Generally the purpose behind throwing the exception yourself is to provide your own personal exception. For example, if
Truncate were a method available to use in a library, lets call it ABC, it might be nice to have all your exceptions fall under a base exception called
ABCException which also comes from the library. In other words, for any problems caused by library ABC, you can optionally catch it using the base exception
ABCException. This is extremely useful to identify problems coming from a specific library.
Another reason to perform your own check is for a "sanity check". In other words, yes, perhaps
Substring throws this exception, but should you decide tomorrow that something should be done prior to performing the actual
Substring call, your code may throw a different and uncaught exception instead. This may make debugging the problem that much more difficult since you may discard the possibility of the problem being in
Truncate because of the fact that

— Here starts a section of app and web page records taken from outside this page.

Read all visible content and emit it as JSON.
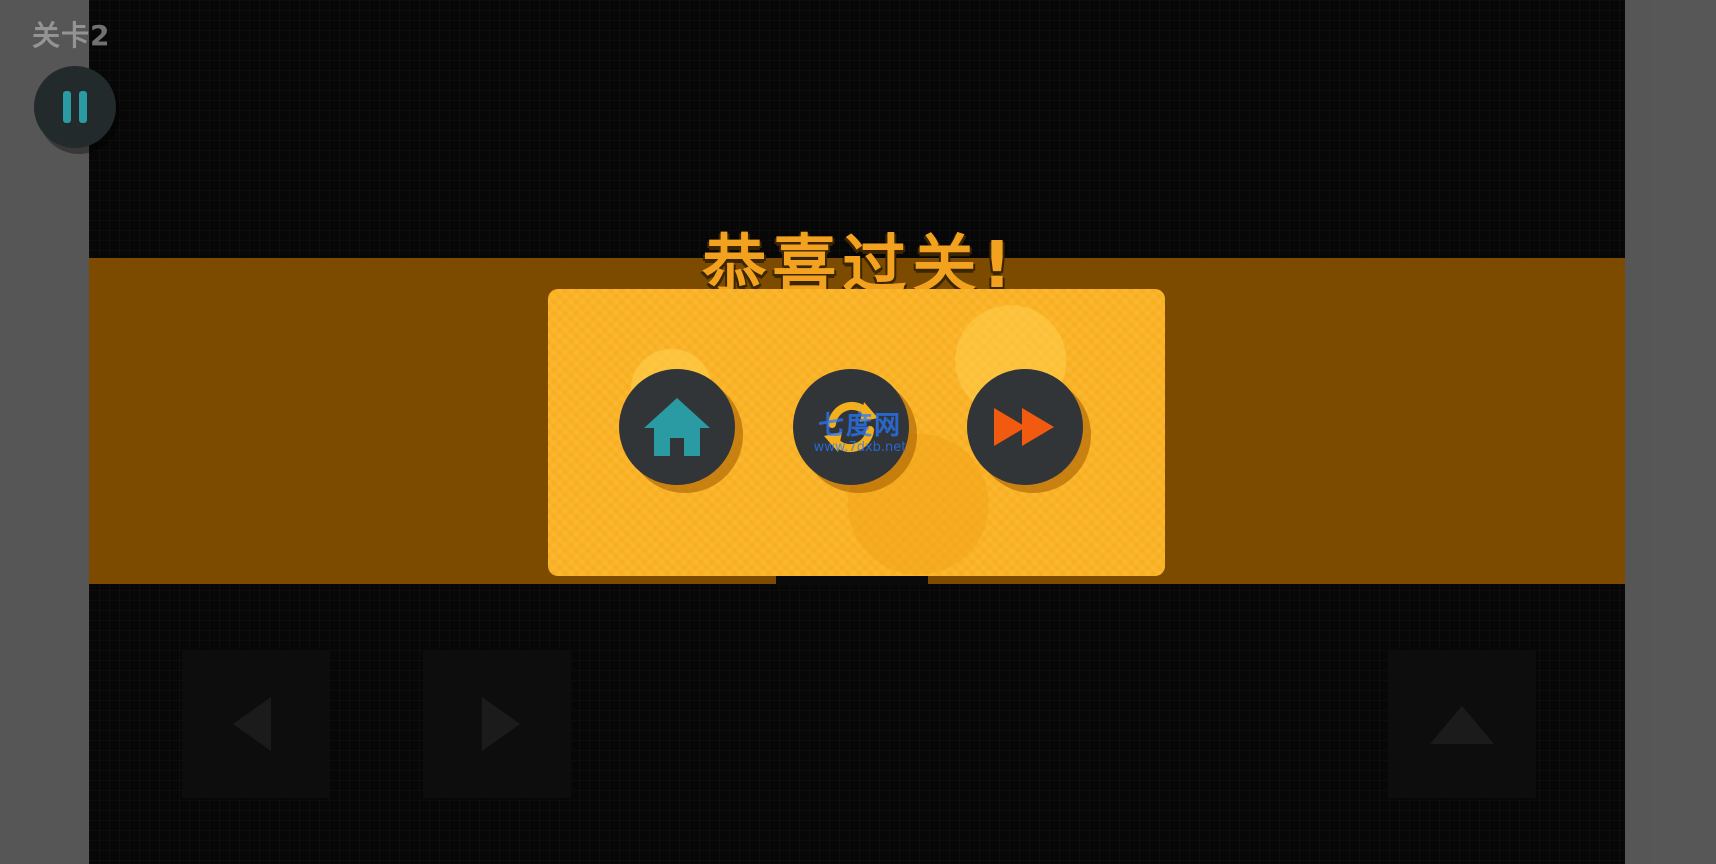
{
  "hud": {
    "level_label": "关卡2",
    "pause_icon": "pause-icon"
  },
  "dialog": {
    "title": "恭喜过关!",
    "buttons": [
      {
        "name": "home",
        "icon": "home-icon",
        "color": "#2a9aa3"
      },
      {
        "name": "restart",
        "icon": "restart-icon",
        "color": "#f2b01e"
      },
      {
        "name": "next",
        "icon": "fast-forward-icon",
        "color": "#f15a0f"
      }
    ],
    "panel_color": "#fbb323",
    "band_color": "#7d4b00",
    "title_color": "#f3a21f"
  },
  "watermark": {
    "main": "七度网",
    "sub": "www.7dxb.net"
  },
  "controls": {
    "left_icon": "left-arrow-icon",
    "right_icon": "right-arrow-icon",
    "jump_icon": "up-arrow-icon"
  }
}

Truncate is supposed to throw another exception in such circumstances. Call it what you will, but I like to call it defensive programming. Is this likely? No, but if it is only going to cost you 10 seconds to add, I'd say to go ahead and add it.
Note that I wouldn't add checks like these unless they were public methods and therefore available to be called by anyone. Also, in circumstances in which the method is specifically documented as such, I wouldn't even perform checks. If the caller fails to respect the documentation for said method, it is the caller's responsibility, not yours.
Also, if I may make a minor optimization, the contents of the if statement should be the most likely scenario rather than the least likely. That said, I would rewrite it:
public static string Truncate(string value, int maxLength)
if(maxLength > 0 && !string.IsNullOrEmpty(value))
return value.Length <= maxLength ? value : value.Substring(0, maxLength);
throw new ArgumentOutOfRangeException("maxLength");
Hope that helps!